Bring your golf clubs out for good — a good cause, that is. On Thursday, the Oklahoma Association for Justice will partner with The Education and Employment Ministry (TEEM) to host the second annual charity golf tournament, Tee Off for TEEM.
TEEM is a nonprofit that works to reduce poverty, homelessness and unemployment in Oklahoma. When it was founded in 1987, the organization primarily focused on helping men with substance-abuse problems.
Since then, it has served more than 12,000 people and expanded its mission to provide education, job training, job placement assistance and social services to those in need.
Approximately 22 percent of TEEM clients have no high school diploma; 30 percent are homeless; 15 percent are single parents; and 40 percent are ex-inmates. All of the program’s clients live at or below the federal poverty level.
Lindsey Flowers, TEEM’s development and public relations coordinator, explained that its development workshops are intended to eliminate barriers within the community.
“Every Monday morning, the organization opens its doors to the first 15 people in line.
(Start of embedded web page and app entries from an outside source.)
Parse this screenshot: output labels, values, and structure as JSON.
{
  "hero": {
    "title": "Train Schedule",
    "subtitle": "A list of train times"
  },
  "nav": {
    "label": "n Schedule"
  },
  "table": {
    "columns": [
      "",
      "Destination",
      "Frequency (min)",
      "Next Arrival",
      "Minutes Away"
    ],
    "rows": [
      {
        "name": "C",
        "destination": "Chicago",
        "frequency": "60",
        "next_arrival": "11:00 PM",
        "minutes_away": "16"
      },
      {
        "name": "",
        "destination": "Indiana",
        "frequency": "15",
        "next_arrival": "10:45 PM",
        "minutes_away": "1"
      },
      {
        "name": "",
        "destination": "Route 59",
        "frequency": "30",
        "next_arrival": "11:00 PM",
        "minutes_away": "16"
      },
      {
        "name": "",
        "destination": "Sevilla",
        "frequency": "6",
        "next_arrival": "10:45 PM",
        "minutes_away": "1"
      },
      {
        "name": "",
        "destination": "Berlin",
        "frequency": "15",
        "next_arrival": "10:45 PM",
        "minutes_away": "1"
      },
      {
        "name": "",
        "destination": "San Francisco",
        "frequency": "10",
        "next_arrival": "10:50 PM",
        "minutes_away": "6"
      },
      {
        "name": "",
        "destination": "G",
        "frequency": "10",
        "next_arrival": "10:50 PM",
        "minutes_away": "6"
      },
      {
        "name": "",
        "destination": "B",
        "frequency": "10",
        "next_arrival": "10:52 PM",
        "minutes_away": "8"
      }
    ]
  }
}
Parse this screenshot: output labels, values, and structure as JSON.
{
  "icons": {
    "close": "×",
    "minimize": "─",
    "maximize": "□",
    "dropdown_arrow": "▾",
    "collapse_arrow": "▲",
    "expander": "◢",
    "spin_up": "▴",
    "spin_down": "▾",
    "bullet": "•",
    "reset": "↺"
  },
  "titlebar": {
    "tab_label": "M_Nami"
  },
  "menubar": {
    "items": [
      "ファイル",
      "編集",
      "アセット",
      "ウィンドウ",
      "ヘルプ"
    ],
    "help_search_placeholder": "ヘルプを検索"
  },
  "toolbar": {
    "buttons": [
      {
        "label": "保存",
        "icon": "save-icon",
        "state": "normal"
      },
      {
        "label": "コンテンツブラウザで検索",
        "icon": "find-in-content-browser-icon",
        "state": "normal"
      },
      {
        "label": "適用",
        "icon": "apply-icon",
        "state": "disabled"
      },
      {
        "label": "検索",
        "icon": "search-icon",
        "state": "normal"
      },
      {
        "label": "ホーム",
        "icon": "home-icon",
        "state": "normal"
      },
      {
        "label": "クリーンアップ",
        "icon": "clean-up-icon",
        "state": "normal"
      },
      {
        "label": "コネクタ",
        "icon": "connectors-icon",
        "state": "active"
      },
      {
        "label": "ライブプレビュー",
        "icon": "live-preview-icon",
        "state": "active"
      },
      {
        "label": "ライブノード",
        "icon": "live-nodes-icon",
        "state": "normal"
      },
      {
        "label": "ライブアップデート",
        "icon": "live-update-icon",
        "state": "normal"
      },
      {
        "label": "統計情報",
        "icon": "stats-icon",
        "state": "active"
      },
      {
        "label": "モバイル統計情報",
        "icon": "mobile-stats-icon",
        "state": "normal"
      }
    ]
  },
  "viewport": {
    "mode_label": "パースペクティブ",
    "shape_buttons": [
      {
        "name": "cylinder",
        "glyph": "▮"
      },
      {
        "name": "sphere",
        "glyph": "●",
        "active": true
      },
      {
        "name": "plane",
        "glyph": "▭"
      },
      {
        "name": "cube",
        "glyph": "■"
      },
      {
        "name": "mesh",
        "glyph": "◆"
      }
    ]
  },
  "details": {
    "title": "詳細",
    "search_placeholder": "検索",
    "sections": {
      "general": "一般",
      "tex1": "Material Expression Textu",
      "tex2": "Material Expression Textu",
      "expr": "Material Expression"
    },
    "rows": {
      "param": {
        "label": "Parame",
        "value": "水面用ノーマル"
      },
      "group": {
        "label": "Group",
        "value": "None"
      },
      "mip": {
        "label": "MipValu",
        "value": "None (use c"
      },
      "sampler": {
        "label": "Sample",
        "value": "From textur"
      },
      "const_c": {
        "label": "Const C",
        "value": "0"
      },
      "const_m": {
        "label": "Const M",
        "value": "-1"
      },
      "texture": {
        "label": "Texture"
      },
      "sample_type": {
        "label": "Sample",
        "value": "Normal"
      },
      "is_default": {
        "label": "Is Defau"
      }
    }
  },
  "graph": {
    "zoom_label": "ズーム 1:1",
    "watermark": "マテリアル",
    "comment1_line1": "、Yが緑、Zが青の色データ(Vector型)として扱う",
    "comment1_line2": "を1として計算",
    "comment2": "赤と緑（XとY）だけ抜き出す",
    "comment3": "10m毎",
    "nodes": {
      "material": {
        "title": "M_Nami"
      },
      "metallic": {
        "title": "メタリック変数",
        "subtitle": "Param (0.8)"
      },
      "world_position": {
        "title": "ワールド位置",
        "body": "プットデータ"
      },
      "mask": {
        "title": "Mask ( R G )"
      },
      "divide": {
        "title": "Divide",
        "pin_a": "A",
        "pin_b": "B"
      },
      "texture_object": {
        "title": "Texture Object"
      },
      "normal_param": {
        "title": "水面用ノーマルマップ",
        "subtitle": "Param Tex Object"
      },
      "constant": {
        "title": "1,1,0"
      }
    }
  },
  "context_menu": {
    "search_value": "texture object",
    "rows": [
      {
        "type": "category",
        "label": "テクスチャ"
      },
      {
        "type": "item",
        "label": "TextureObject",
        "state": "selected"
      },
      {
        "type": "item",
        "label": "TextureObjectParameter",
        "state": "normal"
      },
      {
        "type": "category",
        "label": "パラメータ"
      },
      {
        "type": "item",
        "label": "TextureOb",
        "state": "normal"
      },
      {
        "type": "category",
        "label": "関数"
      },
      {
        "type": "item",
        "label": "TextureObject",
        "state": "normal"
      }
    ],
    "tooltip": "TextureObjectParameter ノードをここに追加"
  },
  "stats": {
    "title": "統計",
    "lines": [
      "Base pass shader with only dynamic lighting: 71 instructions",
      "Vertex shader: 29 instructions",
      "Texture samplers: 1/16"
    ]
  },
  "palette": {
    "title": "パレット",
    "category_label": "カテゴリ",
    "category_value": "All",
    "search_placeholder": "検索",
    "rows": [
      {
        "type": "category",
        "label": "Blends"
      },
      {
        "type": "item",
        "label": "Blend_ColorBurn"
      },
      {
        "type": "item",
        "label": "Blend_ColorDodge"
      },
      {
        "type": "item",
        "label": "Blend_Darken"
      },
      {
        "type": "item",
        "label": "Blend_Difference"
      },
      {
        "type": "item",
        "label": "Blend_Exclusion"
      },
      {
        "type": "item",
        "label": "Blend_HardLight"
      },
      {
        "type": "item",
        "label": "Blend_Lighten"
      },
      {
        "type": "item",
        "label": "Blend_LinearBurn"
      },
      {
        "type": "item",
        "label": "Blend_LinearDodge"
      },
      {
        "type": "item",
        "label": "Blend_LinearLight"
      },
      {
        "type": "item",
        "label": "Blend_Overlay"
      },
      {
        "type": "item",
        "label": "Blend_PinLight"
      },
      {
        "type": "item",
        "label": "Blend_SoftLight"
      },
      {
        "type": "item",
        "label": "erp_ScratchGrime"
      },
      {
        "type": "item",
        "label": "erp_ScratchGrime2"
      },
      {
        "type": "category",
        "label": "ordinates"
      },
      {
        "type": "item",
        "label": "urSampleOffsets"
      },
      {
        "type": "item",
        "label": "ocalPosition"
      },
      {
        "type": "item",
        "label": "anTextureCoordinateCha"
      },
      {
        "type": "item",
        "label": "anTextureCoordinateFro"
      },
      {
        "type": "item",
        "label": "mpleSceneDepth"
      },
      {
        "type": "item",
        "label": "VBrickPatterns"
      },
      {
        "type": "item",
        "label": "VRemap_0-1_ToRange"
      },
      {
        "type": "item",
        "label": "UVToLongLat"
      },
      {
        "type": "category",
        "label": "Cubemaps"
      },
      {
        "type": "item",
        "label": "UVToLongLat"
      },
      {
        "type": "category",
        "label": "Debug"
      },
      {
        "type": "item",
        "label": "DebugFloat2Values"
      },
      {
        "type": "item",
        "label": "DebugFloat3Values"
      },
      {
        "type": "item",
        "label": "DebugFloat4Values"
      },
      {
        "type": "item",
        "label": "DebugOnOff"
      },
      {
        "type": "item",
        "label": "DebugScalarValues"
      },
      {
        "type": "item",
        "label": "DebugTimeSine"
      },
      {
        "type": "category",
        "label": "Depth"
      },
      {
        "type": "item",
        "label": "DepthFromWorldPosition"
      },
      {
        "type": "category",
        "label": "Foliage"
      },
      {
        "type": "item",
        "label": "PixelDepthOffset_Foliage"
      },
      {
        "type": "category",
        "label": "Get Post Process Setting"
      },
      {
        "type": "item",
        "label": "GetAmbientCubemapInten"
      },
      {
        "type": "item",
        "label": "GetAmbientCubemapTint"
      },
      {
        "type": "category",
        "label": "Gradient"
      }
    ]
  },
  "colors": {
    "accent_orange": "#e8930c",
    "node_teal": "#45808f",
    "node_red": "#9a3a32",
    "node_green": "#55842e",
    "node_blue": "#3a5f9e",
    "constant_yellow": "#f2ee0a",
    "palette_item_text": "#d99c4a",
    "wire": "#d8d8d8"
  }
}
That week, the education service works to teach specific skills like keyboarding and Microsoft Office,” said Flowers.
This year, more than 70 percent of clients have found employment.
It costs around $1,000 for an individual to go through TEEM’s program, but the organization is only growing.
“TEEM has two large fundraising events a year,” said Sarah Blaney, TEEM’s development director. “So this is a very important activity for us … and the event this year is going to be a lot of fun. We have some great players that are new to TEEM and who will be joining us in addition to our friends at OAJ.”
Local attorney and TEEM board member Rodney Hunsinger said he’s happy to to celebrate a great cause at Edmond’s Rose Creek Golf Club.
“I am most excited about generating awareness to the mission of TEEM.
It is a beautiful course and the perfect venue for this event,” he said.
OAJ hopes to raise more than $20,000. Blaney said all proceeds will benefit TEEM.
“This includes everything from feeding two meals a day to our clients, to the operation of our clothing closet and less exciting things like keeping our lights on,” she said.